by Kirby LindsayOn Monday, April 26, the garden staff of the U.S. Army Corps of Engineers has scheduled to plant 40 poplar trees along the Lake Union Ship Canal –what the Corps refer to as the Fremont Cut of the Lake Washington Ship Canal. These will replace 29 poplar trees the Corps had removed in March and early April of 2010.
Phase II Progress So Far
In a four-phase, thirty-year plan to entirely replace the historic colonnade of poplar trees along the canal, this planting comes as a mid-step in Phase II. This phase began with the tree removal last month, and will finish this fall, according to Andrea Takash, Public Affairs Specialist for the Corps, with planting of approximately 400 plants and shrubs, to serve as understory to the poplars.
Understory plants along the Canal serve a variety of purposes including erosion control, pest control and wildlife shelter. They had hoped to be able to engage the public in planting the poplars, they still expect to invite the community to help plant the understory plants sometime in the Fall.
Tree removal required closure of portions of the Burke-Gilman Trail along the northern side of the canal. According to Takash, the plantings, to be done over the next week or two, will not close the trail. The trees, already 10 – 12 feet tall when planted, and typically grow 2 – 3 feet per year, will be planted by hand. Each one will take the crew of three about two hours to fully plant.
In 2018, when these trees have grown and, hopefully, flourished, Phase III of the Canal Restoration will require removal of 19 poplars, with the planting of 23 replacements. The final phase, in 2030, has 22 poplars scheduled for removal, with 21 being planted.
Back In the Beginning – Phase I
This extended plan to replant the colonnade, in four phases, came after a fairly bitter public process and evaluation, begun in 1999. The Corps operate the Hiram M. Chittenden Locks and maintain the Fremont and Montlake Cuts. They announced, at that time, that trees needed to be removed due to disease and age. Strong feelings against tree removal came out against the plan, as did suspicion that development, specifically construction of sections of the Quadrant Lake Union Center, had led to a decision to remove the trees.
Phase I of the replacement occurred in 2001, with removal of 22 poplars and planting of 53. Of the trees removed, some were found to be severely diseased. Trunks had been eaten away from the center outward by disease, leaving hollow husks of trunks barely standing. Trees removed this year, during phase II, have not shown evidence of this disease, and gardeners from the Corps, including Michelle McMorran, check routinely on the trees and work hard to maintain them. The species of poplar being removed have lived beyond their natural life span.
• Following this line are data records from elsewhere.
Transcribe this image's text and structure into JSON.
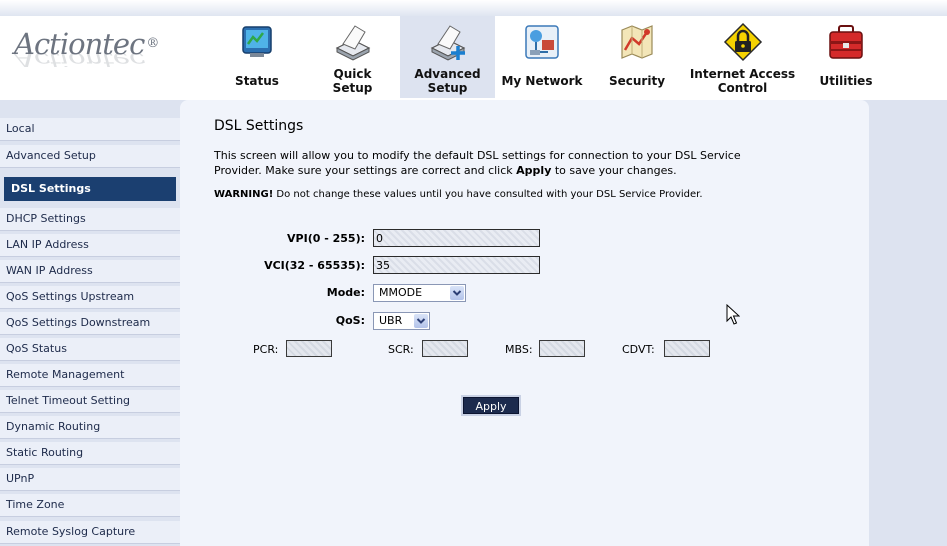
{
  "brand": {
    "name": "Actiontec",
    "reg_mark": "®"
  },
  "nav": {
    "tabs": [
      {
        "id": "status",
        "lines": [
          "Status"
        ],
        "icon": "status-monitor-icon"
      },
      {
        "id": "quick-setup",
        "lines": [
          "Quick",
          "Setup"
        ],
        "icon": "scanner-icon"
      },
      {
        "id": "advanced-setup",
        "lines": [
          "Advanced",
          "Setup"
        ],
        "icon": "scanner-plus-icon",
        "active": true
      },
      {
        "id": "my-network",
        "lines": [
          "My Network"
        ],
        "icon": "network-map-icon"
      },
      {
        "id": "security",
        "lines": [
          "Security"
        ],
        "icon": "security-map-icon"
      },
      {
        "id": "internet-access-control",
        "lines": [
          "Internet Access",
          "Control"
        ],
        "icon": "padlock-icon"
      },
      {
        "id": "utilities",
        "lines": [
          "Utilities"
        ],
        "icon": "toolbox-icon"
      }
    ]
  },
  "sidebar": {
    "items": [
      {
        "label": "Local"
      },
      {
        "label": "Advanced Setup"
      },
      {
        "label": "DSL Settings",
        "active": true
      },
      {
        "label": "DHCP Settings"
      },
      {
        "label": "LAN IP Address"
      },
      {
        "label": "WAN IP Address"
      },
      {
        "label": "QoS Settings Upstream"
      },
      {
        "label": "QoS Settings Downstream"
      },
      {
        "label": "QoS Status"
      },
      {
        "label": "Remote Management"
      },
      {
        "label": "Telnet Timeout Setting"
      },
      {
        "label": "Dynamic Routing"
      },
      {
        "label": "Static Routing"
      },
      {
        "label": "UPnP"
      },
      {
        "label": "Time Zone"
      },
      {
        "label": "Remote Syslog Capture"
      }
    ]
  },
  "main": {
    "title": "DSL Settings",
    "intro_part1": "This screen will allow you to modify the default DSL settings for connection to your DSL Service Provider. Make sure your settings are correct and click ",
    "intro_bold": "Apply",
    "intro_part2": " to save your changes.",
    "warning_bold": "WARNING!",
    "warning_text": " Do not change these values until you have consulted with your DSL Service Provider.",
    "form": {
      "vpi_label": "VPI(0 - 255):",
      "vpi_value": "0",
      "vci_label": "VCI(32 - 65535):",
      "vci_value": "35",
      "mode_label": "Mode:",
      "mode_value": "MMODE",
      "qos_label": "QoS:",
      "qos_value": "UBR",
      "pcr_label": "PCR:",
      "scr_label": "SCR:",
      "mbs_label": "MBS:",
      "cdvt_label": "CDVT:"
    },
    "apply_label": "Apply"
  },
  "colors": {
    "page_bg": "#dde3f0",
    "content_bg": "#f1f4fb",
    "sidebar_item_bg": "#ebeff8",
    "sidebar_active_bg": "#1b3f70",
    "apply_button_bg": "#1c2a4d",
    "active_tab_bg": "#dde3f0"
  }
}
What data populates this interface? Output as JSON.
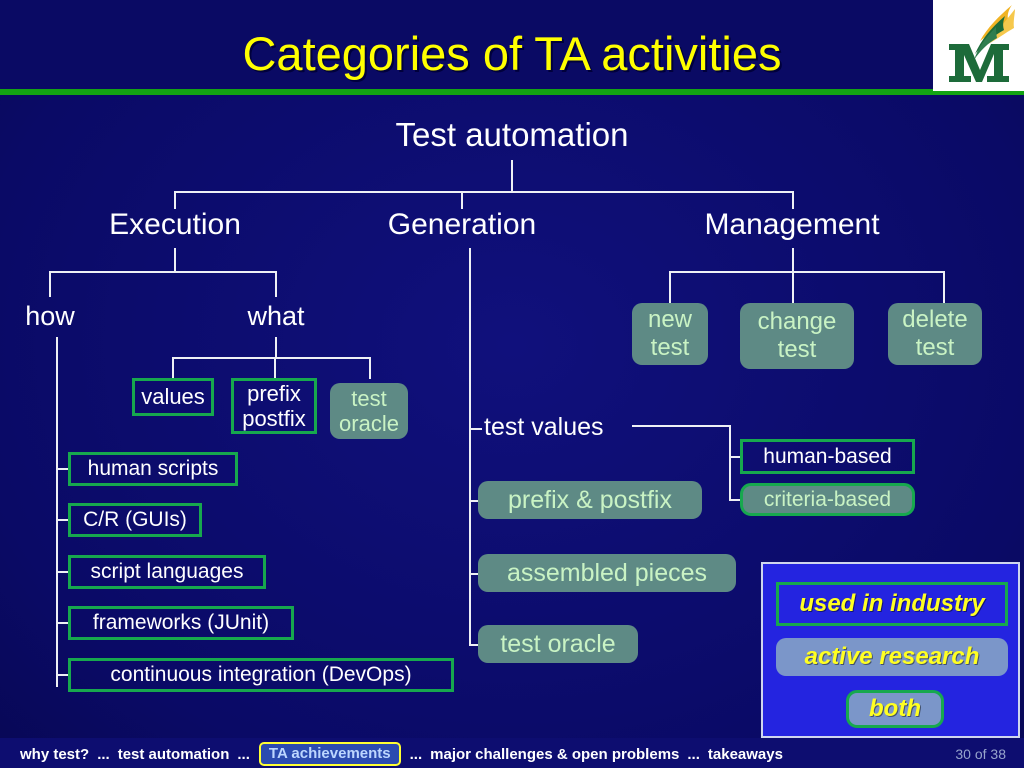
{
  "slide": {
    "title": "Categories of TA activities",
    "logo_alt": "mason-m-logo"
  },
  "tree": {
    "root": "Test automation",
    "level1": {
      "execution": "Execution",
      "generation": "Generation",
      "management": "Management"
    },
    "execution": {
      "how": "how",
      "what": "what",
      "what_children": [
        {
          "label": "values",
          "style": "outline"
        },
        {
          "label": "prefix\npostfix",
          "line1": "prefix",
          "line2": "postfix",
          "style": "outline"
        },
        {
          "label": "test\noracle",
          "line1": "test",
          "line2": "oracle",
          "style": "fill"
        }
      ],
      "how_children": [
        {
          "label": "human scripts",
          "style": "outline"
        },
        {
          "label": "C/R (GUIs)",
          "style": "outline"
        },
        {
          "label": "script languages",
          "style": "outline"
        },
        {
          "label": "frameworks (JUnit)",
          "style": "outline"
        },
        {
          "label": "continuous integration (DevOps)",
          "style": "outline"
        }
      ]
    },
    "generation": {
      "children": [
        {
          "label": "test values",
          "style": "plain"
        },
        {
          "label": "prefix & postfix",
          "style": "fill"
        },
        {
          "label": "assembled pieces",
          "style": "fill"
        },
        {
          "label": "test oracle",
          "style": "fill"
        }
      ],
      "test_values_children": [
        {
          "label": "human-based",
          "style": "outline"
        },
        {
          "label": "criteria-based",
          "style": "fill-bordered"
        }
      ]
    },
    "management": {
      "children": [
        {
          "line1": "new",
          "line2": "test",
          "style": "fill"
        },
        {
          "line1": "change",
          "line2": "test",
          "style": "fill"
        },
        {
          "line1": "delete",
          "line2": "test",
          "style": "fill"
        }
      ]
    }
  },
  "legend": {
    "items": [
      {
        "label": "used in industry",
        "style": "outline"
      },
      {
        "label": "active research",
        "style": "fill"
      },
      {
        "label": "both",
        "style": "fill-bordered"
      }
    ]
  },
  "footer": {
    "items": [
      {
        "label": "why test?",
        "current": false
      },
      {
        "label": "test automation",
        "current": false
      },
      {
        "label": "TA achievements",
        "current": true
      },
      {
        "label": "major challenges & open problems",
        "current": false
      },
      {
        "label": "takeaways",
        "current": false
      }
    ],
    "separator": "...",
    "page_number": "30 of 38"
  },
  "colors": {
    "background": "#0b0b6e",
    "title_text": "#ffff00",
    "title_rule": "#13a313",
    "box_border": "#17a84e",
    "box_fill": "#5e8a85",
    "box_fill_text": "#c9f3c4",
    "connector": "#eef0f5",
    "legend_background": "#2424e0",
    "legend_text": "#ffff22",
    "legend_fill": "#7b96c9",
    "footer_current_border": "#ffff33",
    "footer_current_text": "#bcd6ff"
  }
}
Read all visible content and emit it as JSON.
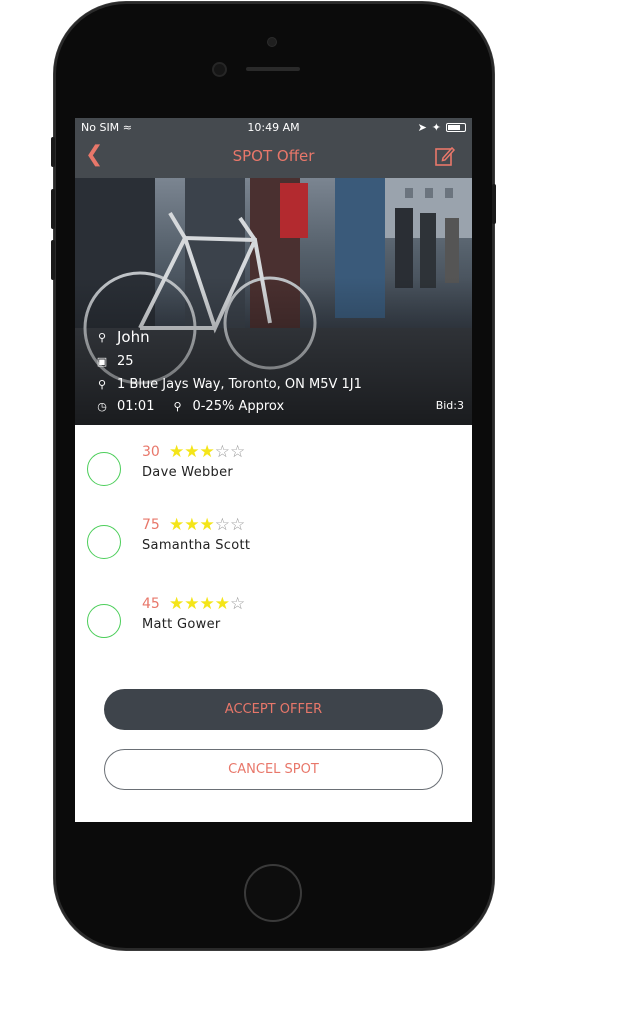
{
  "status_bar": {
    "carrier": "No SIM",
    "time": "10:49 AM"
  },
  "nav": {
    "title": "SPOT Offer"
  },
  "spot": {
    "name": "John",
    "count": "25",
    "address": "1 Blue Jays Way, Toronto, ON M5V 1J1",
    "timer": "01:01",
    "discount": "0-25% Approx",
    "bid": "Bid:3"
  },
  "offers": [
    {
      "amount": "30",
      "rating": 3,
      "max_rating": 5,
      "name": "Dave Webber"
    },
    {
      "amount": "75",
      "rating": 3,
      "max_rating": 5,
      "name": "Samantha Scott"
    },
    {
      "amount": "45",
      "rating": 4,
      "max_rating": 5,
      "name": "Matt Gower"
    }
  ],
  "actions": {
    "accept": "ACCEPT OFFER",
    "cancel": "CANCEL SPOT"
  },
  "colors": {
    "accent": "#e8776a",
    "bar": "#454a4f",
    "star": "#f4e519",
    "radio": "#4cce5a"
  }
}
Now the Corps will see that the blank sections where trees recently stood filled in with younger, healthy trees – ready to provide shade, oxygen and a return to the lovely vista of the Canal. More importantly, the trees, installed with gator bags for watering, will continue to receive the careful scrutiny and knowledgeable skill of gardeners like McMorran to see they flourish just as those that went before.
©2010 Kirby Lindsay. This column is protected by intellectual property laws, including U.S. copyright laws. Reproduction, adaptation or distribution without permission is prohibited.